Maddon got his 500th win as a manager, all with Tampa Bay, as the Rays stopped a four-game losing streak.
“I just happen to be the steward of this group,” he said. “Better baseball players make you a lot smarter manager.”
Shields retired the first four batters before Ross’ broken-bat single off the pitcher’s glove. The next six Red Sox made outs before Gonzalez singled to left. He was erased on a double-play grounder in the fourth.
Shields walked Nick Punto with two outs in the fifth, allowed singles to Pedroia in the sixth and Ross in the seventh and walked Pedroia in the ninth.
Bard gave up three hits through six innings and set down the first two batters in the seventh. Then he lost his control.
Sean Rodriguez walked, Desmond Jennings singled and Pena walked, loading the bases. Pitching coach Bob McClure visited Bard and left him in the game. The move backfired as Bard walked Longoria with his 111th pitch. That’s when Valentine went to the mound to lift Bard and was booed on the walk back.
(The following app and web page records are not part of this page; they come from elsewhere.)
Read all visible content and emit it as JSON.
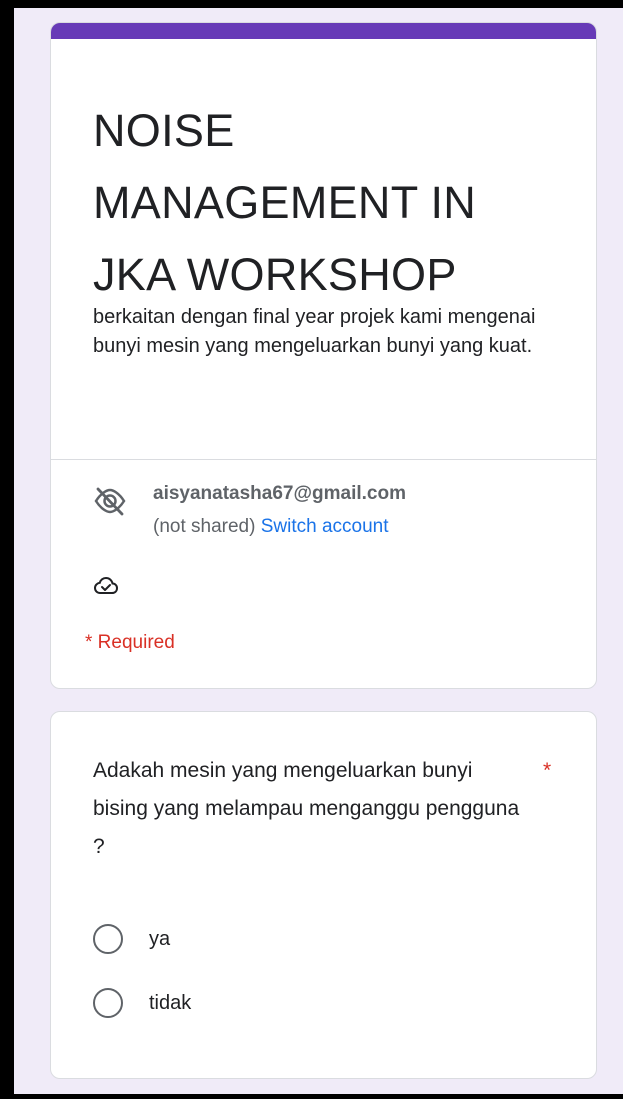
{
  "form": {
    "accent_color": "#673ab7",
    "title": "NOISE MANAGEMENT IN JKA WORKSHOP",
    "description": "berkaitan dengan final year projek kami mengenai bunyi mesin yang mengeluarkan bunyi yang kuat."
  },
  "account": {
    "email": "aisyanatasha67@gmail.com",
    "not_shared": "(not shared)",
    "switch_label": "Switch account",
    "visibility_icon": "eye-off-icon",
    "saved_icon": "cloud-check-icon"
  },
  "required_note": "* Required",
  "question": {
    "text": "Adakah mesin yang mengeluarkan bunyi bising yang melampau menganggu pengguna ?",
    "required_marker": "*",
    "options": [
      {
        "label": "ya"
      },
      {
        "label": "tidak"
      }
    ]
  },
  "colors": {
    "background": "#f0ebf8",
    "link": "#1a73e8",
    "required": "#d93025"
  }
}
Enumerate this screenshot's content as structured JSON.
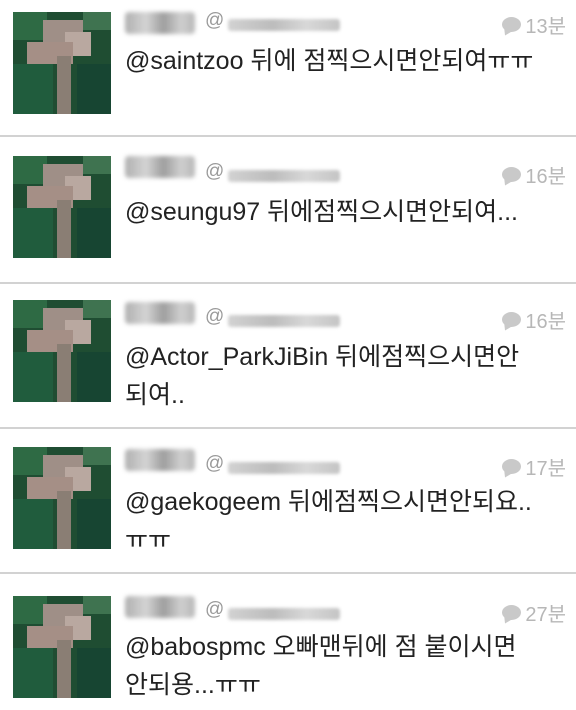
{
  "tweets": [
    {
      "name": "",
      "handle": "@",
      "time": "13분",
      "text": "@saintzoo 뒤에 점찍으시면안되여ㅠㅠ"
    },
    {
      "name": "",
      "handle": "@",
      "time": "16분",
      "text": "@seungu97 뒤에점찍으시면안되여..."
    },
    {
      "name": "",
      "handle": "@",
      "time": "16분",
      "text": "@Actor_ParkJiBin 뒤에점찍으시면안\n되여.."
    },
    {
      "name": "",
      "handle": "@",
      "time": "17분",
      "text": "@gaekogeem 뒤에점찍으시면안되요..\nㅠㅠ"
    },
    {
      "name": "",
      "handle": "@",
      "time": "27분",
      "text": "@babospmc 오빠맨뒤에 점 붙이시면\n안되용...ㅠㅠ"
    }
  ],
  "icons": {
    "timestamp": "speech-bubble-icon"
  },
  "colors": {
    "divider": "#d2d2d2",
    "text": "#222222",
    "meta": "#b7b7b7"
  }
}
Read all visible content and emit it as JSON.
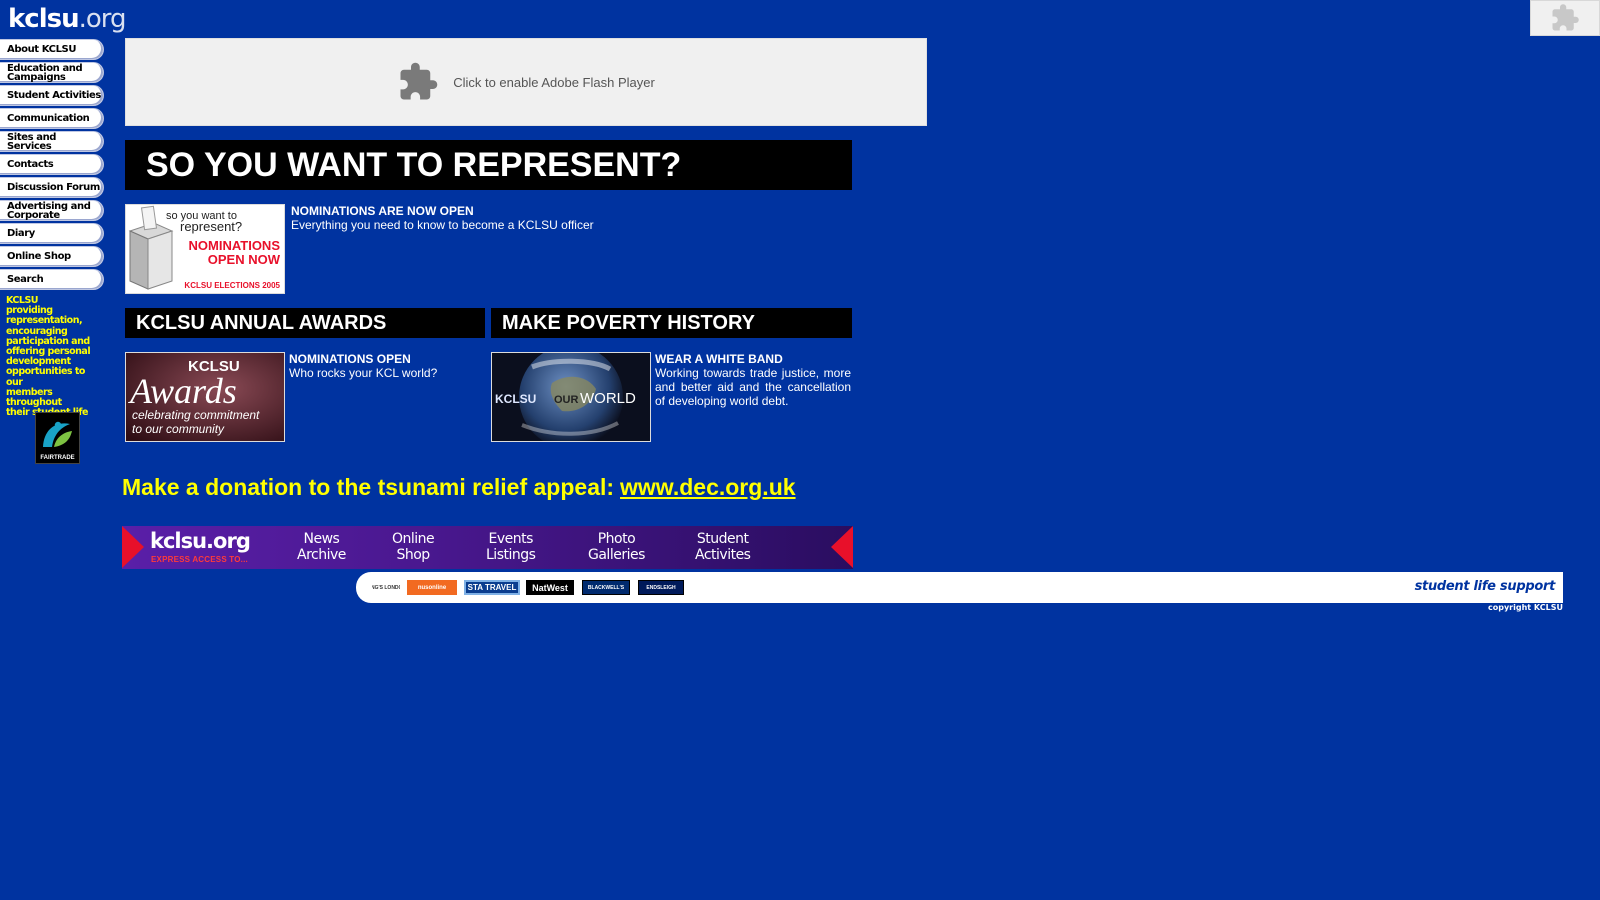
{
  "site": {
    "logo_bold": "kclsu",
    "logo_light": ".org"
  },
  "nav": {
    "items": [
      [
        "About KCLSU"
      ],
      [
        "Education and",
        "Campaigns"
      ],
      [
        "Student Activities"
      ],
      [
        "Communication"
      ],
      [
        "Sites and Services"
      ],
      [
        "Contacts"
      ],
      [
        "Discussion Forum"
      ],
      [
        "Advertising and",
        "Corporate"
      ],
      [
        "Diary"
      ],
      [
        "Online Shop"
      ],
      [
        "Search"
      ]
    ]
  },
  "tagline": [
    "KCLSU",
    "providing",
    "representation,",
    "encouraging",
    "participation and",
    "offering personal",
    "development",
    "opportunities to our",
    "members throughout",
    "their student life"
  ],
  "fairtrade_label": "FAIRTRADE",
  "flash": {
    "message": "Click to enable Adobe Flash Player"
  },
  "represent": {
    "heading": "SO YOU WANT TO REPRESENT?",
    "title": "NOMINATIONS ARE NOW OPEN",
    "desc": "Everything you need to know to become a KCLSU officer",
    "thumb": {
      "line1": "so you want to",
      "line2": "represent?",
      "line3": "NOMINATIONS",
      "line4": "OPEN NOW",
      "line5": "KCLSU ELECTIONS 2005"
    }
  },
  "awards": {
    "heading": "KCLSU ANNUAL AWARDS",
    "title": "NOMINATIONS OPEN",
    "desc": "Who rocks your KCL world?",
    "thumb": {
      "brand": "KCLSU",
      "word": "Awards",
      "line1": "celebrating commitment",
      "line2": "to our community"
    }
  },
  "poverty": {
    "heading": "MAKE POVERTY HISTORY",
    "title": "WEAR A WHITE BAND",
    "desc": "Working towards trade justice, more and better aid and the cancellation of developing world debt.",
    "thumb": {
      "brand": "KCLSU",
      "our": "OUR",
      "world": "WORLD"
    }
  },
  "tsunami": {
    "text": "Make a donation to the tsunami relief appeal:",
    "link": "www.dec.org.uk"
  },
  "express": {
    "logo": "kclsu.org",
    "sub": "EXPRESS ACCESS TO...",
    "links": [
      [
        "News",
        "Archive"
      ],
      [
        "Online",
        "Shop"
      ],
      [
        "Events",
        "Listings"
      ],
      [
        "Photo",
        "Galleries"
      ],
      [
        "Student",
        "Activites"
      ]
    ]
  },
  "sponsors": {
    "items": [
      "KING'S LONDON",
      "nusonline",
      "STA TRAVEL",
      "NatWest",
      "BLACKWELL'S",
      "ENDSLEIGH"
    ],
    "slogan": "student life support"
  },
  "copyright": "copyright KCLSU",
  "colors": {
    "page_bg": "#0033a0",
    "tagline": "#ffff00",
    "heading_bg": "#000000",
    "express_arrow": "#e8102a"
  }
}
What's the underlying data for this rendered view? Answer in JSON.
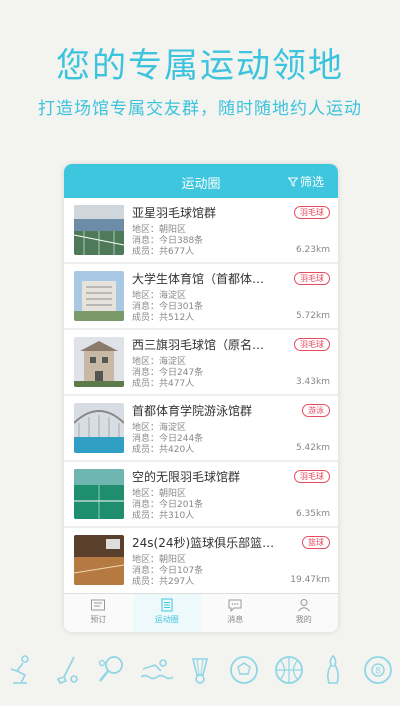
{
  "headline": "您的专属运动领地",
  "subline": "打造场馆专属交友群，随时随地约人运动",
  "app": {
    "title": "运动圈",
    "filter_label": "筛选"
  },
  "colors": {
    "accent": "#3ec6df",
    "tag": "#e84a5f"
  },
  "venues": [
    {
      "name": "亚星羽毛球馆群",
      "area": "地区：朝阳区",
      "messages": "消息：今日388条",
      "members": "成员：共677人",
      "tag": "羽毛球",
      "distance": "6.23km"
    },
    {
      "name": "大学生体育馆（首都体…",
      "area": "地区：海淀区",
      "messages": "消息：今日301条",
      "members": "成员：共512人",
      "tag": "羽毛球",
      "distance": "5.72km"
    },
    {
      "name": "西三旗羽毛球馆（原名…",
      "area": "地区：海淀区",
      "messages": "消息：今日247条",
      "members": "成员：共477人",
      "tag": "羽毛球",
      "distance": "3.43km"
    },
    {
      "name": "首都体育学院游泳馆群",
      "area": "地区：海淀区",
      "messages": "消息：今日244条",
      "members": "成员：共420人",
      "tag": "游泳",
      "distance": "5.42km"
    },
    {
      "name": "空的无限羽毛球馆群",
      "area": "地区：朝阳区",
      "messages": "消息：今日201条",
      "members": "成员：共310人",
      "tag": "羽毛球",
      "distance": "6.35km"
    },
    {
      "name": "24s(24秒)篮球俱乐部篮…",
      "area": "地区：朝阳区",
      "messages": "消息：今日107条",
      "members": "成员：共297人",
      "tag": "篮球",
      "distance": "19.47km"
    }
  ],
  "tabs": [
    {
      "label": "预订",
      "icon": "ticket-icon"
    },
    {
      "label": "运动圈",
      "icon": "list-icon"
    },
    {
      "label": "消息",
      "icon": "chat-icon"
    },
    {
      "label": "我的",
      "icon": "person-icon"
    }
  ],
  "sport_icons": [
    "skating-icon",
    "golf-icon",
    "table-tennis-icon",
    "swimming-icon",
    "badminton-icon",
    "soccer-icon",
    "basketball-icon",
    "bowling-icon",
    "billiards-icon"
  ]
}
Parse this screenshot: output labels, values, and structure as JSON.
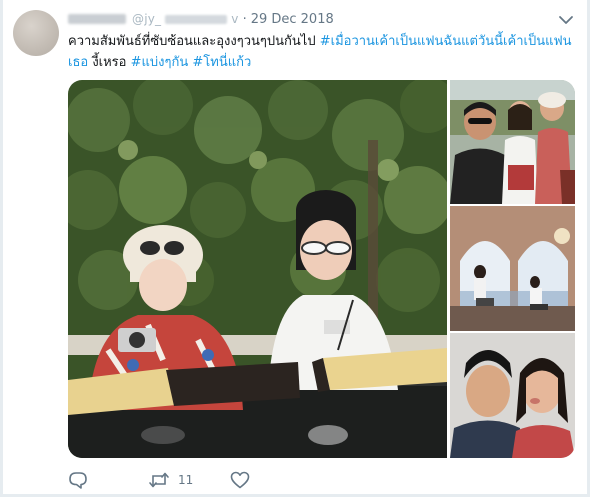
{
  "tweet": {
    "handle_prefix": "@jy_",
    "handle_suffix": "v",
    "separator": "·",
    "date": "29 Dec 2018",
    "text_plain": "ความสัมพันธ์ที่ซับซ้อนและอุงงๆวนๆปนกันไป ",
    "hashtags_line1": "#เมื่อวานเค้าเป็นแฟนฉันแต่วันนี้เค้าเป็นแฟน",
    "hashtags_line2_start": "เธอ",
    "text_plain_2": " งี้เหรอ ",
    "hashtag_2": "#แบ่งๆกัน",
    "hashtag_3": "#โทนี่แก้ว"
  },
  "actions": {
    "reply_count": "",
    "retweet_count": "11",
    "like_count": ""
  },
  "colors": {
    "link": "#1b95e0",
    "muted": "#657786",
    "text": "#14171a"
  },
  "icons": [
    "chevron-down-icon",
    "reply-icon",
    "retweet-icon",
    "like-icon"
  ]
}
“Mac came out and said, ‘Do you want this guy?’ I wanted him,” said Bard, a converted reliever making his second major-league start. “In hindsight, probably I was tired.”
Thomas ended the threat by retiring Luke Scott on a fly to right.
NOTES: Republican presidential candidate Mitt Romney attended the game. He chatted with New England Patriots owner Robert Kraft … Youkilis sat out the game with a minor groin injury. … In 1968, the Red Sox began the tradition of playing a single game with a morning start on Patriots’ Day. The Rays are 3-0 in those games. … Ryan Sweeney was 0 for 3 after hitting safely in the other seven games he played for Boston.